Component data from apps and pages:
● ● ● ● ● ● ●

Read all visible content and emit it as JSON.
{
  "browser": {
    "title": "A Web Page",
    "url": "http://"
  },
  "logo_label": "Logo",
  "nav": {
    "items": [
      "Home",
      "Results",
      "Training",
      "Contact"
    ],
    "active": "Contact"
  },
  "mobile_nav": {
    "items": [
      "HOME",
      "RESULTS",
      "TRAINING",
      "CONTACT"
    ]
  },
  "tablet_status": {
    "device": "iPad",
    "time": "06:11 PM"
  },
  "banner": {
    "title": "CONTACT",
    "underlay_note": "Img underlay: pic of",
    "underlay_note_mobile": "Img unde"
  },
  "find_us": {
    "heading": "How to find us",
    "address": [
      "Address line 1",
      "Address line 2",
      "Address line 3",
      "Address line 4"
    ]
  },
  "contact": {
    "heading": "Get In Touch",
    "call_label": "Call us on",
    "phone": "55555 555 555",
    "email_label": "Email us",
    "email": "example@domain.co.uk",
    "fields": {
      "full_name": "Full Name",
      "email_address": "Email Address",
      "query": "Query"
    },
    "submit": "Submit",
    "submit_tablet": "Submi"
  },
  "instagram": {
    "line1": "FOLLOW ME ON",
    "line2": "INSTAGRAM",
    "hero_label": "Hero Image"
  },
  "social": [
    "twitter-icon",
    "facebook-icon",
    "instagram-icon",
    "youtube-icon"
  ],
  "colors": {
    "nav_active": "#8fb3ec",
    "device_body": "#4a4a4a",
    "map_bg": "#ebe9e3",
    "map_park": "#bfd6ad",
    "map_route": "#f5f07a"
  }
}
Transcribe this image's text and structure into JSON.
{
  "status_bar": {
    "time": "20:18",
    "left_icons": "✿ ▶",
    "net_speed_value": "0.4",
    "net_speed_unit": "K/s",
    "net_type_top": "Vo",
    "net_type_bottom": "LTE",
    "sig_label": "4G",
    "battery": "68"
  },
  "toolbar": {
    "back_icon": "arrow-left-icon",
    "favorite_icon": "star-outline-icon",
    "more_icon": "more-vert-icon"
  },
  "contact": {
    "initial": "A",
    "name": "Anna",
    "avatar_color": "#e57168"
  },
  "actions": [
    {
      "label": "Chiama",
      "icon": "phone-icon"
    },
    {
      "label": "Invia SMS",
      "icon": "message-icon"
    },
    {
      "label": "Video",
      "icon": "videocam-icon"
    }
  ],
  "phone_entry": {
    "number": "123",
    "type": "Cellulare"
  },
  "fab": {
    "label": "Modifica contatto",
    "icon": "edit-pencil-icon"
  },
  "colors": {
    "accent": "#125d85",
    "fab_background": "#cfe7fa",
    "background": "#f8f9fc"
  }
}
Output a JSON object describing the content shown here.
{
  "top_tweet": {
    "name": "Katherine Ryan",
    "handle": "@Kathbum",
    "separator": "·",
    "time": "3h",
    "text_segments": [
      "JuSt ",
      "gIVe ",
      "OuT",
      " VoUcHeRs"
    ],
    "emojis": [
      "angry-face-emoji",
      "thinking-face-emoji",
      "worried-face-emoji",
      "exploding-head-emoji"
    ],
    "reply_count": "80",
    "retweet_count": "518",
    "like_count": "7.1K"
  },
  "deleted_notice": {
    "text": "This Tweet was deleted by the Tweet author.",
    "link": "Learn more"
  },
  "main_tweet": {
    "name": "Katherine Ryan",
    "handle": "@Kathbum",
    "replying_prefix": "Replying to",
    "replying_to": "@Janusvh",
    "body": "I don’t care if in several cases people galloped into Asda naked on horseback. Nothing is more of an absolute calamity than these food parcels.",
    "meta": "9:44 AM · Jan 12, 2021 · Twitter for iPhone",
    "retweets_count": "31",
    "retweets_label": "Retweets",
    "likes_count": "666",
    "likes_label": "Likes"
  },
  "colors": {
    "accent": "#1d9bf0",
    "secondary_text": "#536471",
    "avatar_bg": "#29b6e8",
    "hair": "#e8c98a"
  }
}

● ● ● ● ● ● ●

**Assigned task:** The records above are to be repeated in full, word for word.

**Result for this exercise:**
Read all visible content and emit it as JSON.
{
  "browser": {
    "title": "A Web Page",
    "url": "http://"
  },
  "logo_label": "Logo",
  "nav": {
    "items": [
      "Home",
      "Results",
      "Training",
      "Contact"
    ],
    "active": "Contact"
  },
  "mobile_nav": {
    "items": [
      "HOME",
      "RESULTS",
      "TRAINING",
      "CONTACT"
    ]
  },
  "tablet_status": {
    "device": "iPad",
    "time": "06:11 PM"
  },
  "banner": {
    "title": "CONTACT",
    "underlay_note": "Img underlay: pic of",
    "underlay_note_mobile": "Img unde"
  },
  "find_us": {
    "heading": "How to find us",
    "address": [
      "Address line 1",
      "Address line 2",
      "Address line 3",
      "Address line 4"
    ]
  },
  "contact": {
    "heading": "Get In Touch",
    "call_label": "Call us on",
    "phone": "55555 555 555",
    "email_label": "Email us",
    "email": "example@domain.co.uk",
    "fields": {
      "full_name": "Full Name",
      "email_address": "Email Address",
      "query": "Query"
    },
    "submit": "Submit",
    "submit_tablet": "Submi"
  },
  "instagram": {
    "line1": "FOLLOW ME ON",
    "line2": "INSTAGRAM",
    "hero_label": "Hero Image"
  },
  "social": [
    "twitter-icon",
    "facebook-icon",
    "instagram-icon",
    "youtube-icon"
  ],
  "colors": {
    "nav_active": "#8fb3ec",
    "device_body": "#4a4a4a",
    "map_bg": "#ebe9e3",
    "map_park": "#bfd6ad",
    "map_route": "#f5f07a"
  }
}
Transcribe this image's text and structure into JSON.
{
  "status_bar": {
    "time": "20:18",
    "left_icons": "✿ ▶",
    "net_speed_value": "0.4",
    "net_speed_unit": "K/s",
    "net_type_top": "Vo",
    "net_type_bottom": "LTE",
    "sig_label": "4G",
    "battery": "68"
  },
  "toolbar": {
    "back_icon": "arrow-left-icon",
    "favorite_icon": "star-outline-icon",
    "more_icon": "more-vert-icon"
  },
  "contact": {
    "initial": "A",
    "name": "Anna",
    "avatar_color": "#e57168"
  },
  "actions": [
    {
      "label": "Chiama",
      "icon": "phone-icon"
    },
    {
      "label": "Invia SMS",
      "icon": "message-icon"
    },
    {
      "label": "Video",
      "icon": "videocam-icon"
    }
  ],
  "phone_entry": {
    "number": "123",
    "type": "Cellulare"
  },
  "fab": {
    "label": "Modifica contatto",
    "icon": "edit-pencil-icon"
  },
  "colors": {
    "accent": "#125d85",
    "fab_background": "#cfe7fa",
    "background": "#f8f9fc"
  }
}
Output a JSON object describing the content shown here.
{
  "top_tweet": {
    "name": "Katherine Ryan",
    "handle": "@Kathbum",
    "separator": "·",
    "time": "3h",
    "text_segments": [
      "JuSt ",
      "gIVe ",
      "OuT",
      " VoUcHeRs"
    ],
    "emojis": [
      "angry-face-emoji",
      "thinking-face-emoji",
      "worried-face-emoji",
      "exploding-head-emoji"
    ],
    "reply_count": "80",
    "retweet_count": "518",
    "like_count": "7.1K"
  },
  "deleted_notice": {
    "text": "This Tweet was deleted by the Tweet author.",
    "link": "Learn more"
  },
  "main_tweet": {
    "name": "Katherine Ryan",
    "handle": "@Kathbum",
    "replying_prefix": "Replying to",
    "replying_to": "@Janusvh",
    "body": "I don’t care if in several cases people galloped into Asda naked on horseback. Nothing is more of an absolute calamity than these food parcels.",
    "meta": "9:44 AM · Jan 12, 2021 · Twitter for iPhone",
    "retweets_count": "31",
    "retweets_label": "Retweets",
    "likes_count": "666",
    "likes_label": "Likes"
  },
  "colors": {
    "accent": "#1d9bf0",
    "secondary_text": "#536471",
    "avatar_bg": "#29b6e8",
    "hair": "#e8c98a"
  }
}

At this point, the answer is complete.